PROBLEM STATEMENT
All the records below must be returned exactly as they stand.

RECORDS SUPPLIED
┏━━

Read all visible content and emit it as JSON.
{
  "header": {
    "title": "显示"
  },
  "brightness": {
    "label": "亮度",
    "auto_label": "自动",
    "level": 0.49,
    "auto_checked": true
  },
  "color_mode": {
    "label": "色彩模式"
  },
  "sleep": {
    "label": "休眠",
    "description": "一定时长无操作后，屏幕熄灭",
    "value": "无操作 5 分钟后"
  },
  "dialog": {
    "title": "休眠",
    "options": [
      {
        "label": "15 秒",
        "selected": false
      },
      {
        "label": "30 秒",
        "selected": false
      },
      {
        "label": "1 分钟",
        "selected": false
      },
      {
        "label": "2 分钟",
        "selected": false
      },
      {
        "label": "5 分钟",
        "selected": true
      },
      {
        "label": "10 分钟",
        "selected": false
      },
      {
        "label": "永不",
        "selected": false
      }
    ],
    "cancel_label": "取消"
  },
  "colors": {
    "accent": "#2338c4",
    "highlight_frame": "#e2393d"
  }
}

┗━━

EXERCISE RESULT
Read all visible content and emit it as JSON.
{
  "header": {
    "title": "显示"
  },
  "brightness": {
    "label": "亮度",
    "auto_label": "自动",
    "level": 0.49,
    "auto_checked": true
  },
  "color_mode": {
    "label": "色彩模式"
  },
  "sleep": {
    "label": "休眠",
    "description": "一定时长无操作后，屏幕熄灭",
    "value": "无操作 5 分钟后"
  },
  "dialog": {
    "title": "休眠",
    "options": [
      {
        "label": "15 秒",
        "selected": false
      },
      {
        "label": "30 秒",
        "selected": false
      },
      {
        "label": "1 分钟",
        "selected": false
      },
      {
        "label": "2 分钟",
        "selected": false
      },
      {
        "label": "5 分钟",
        "selected": true
      },
      {
        "label": "10 分钟",
        "selected": false
      },
      {
        "label": "永不",
        "selected": false
      }
    ],
    "cancel_label": "取消"
  },
  "colors": {
    "accent": "#2338c4",
    "highlight_frame": "#e2393d"
  }
}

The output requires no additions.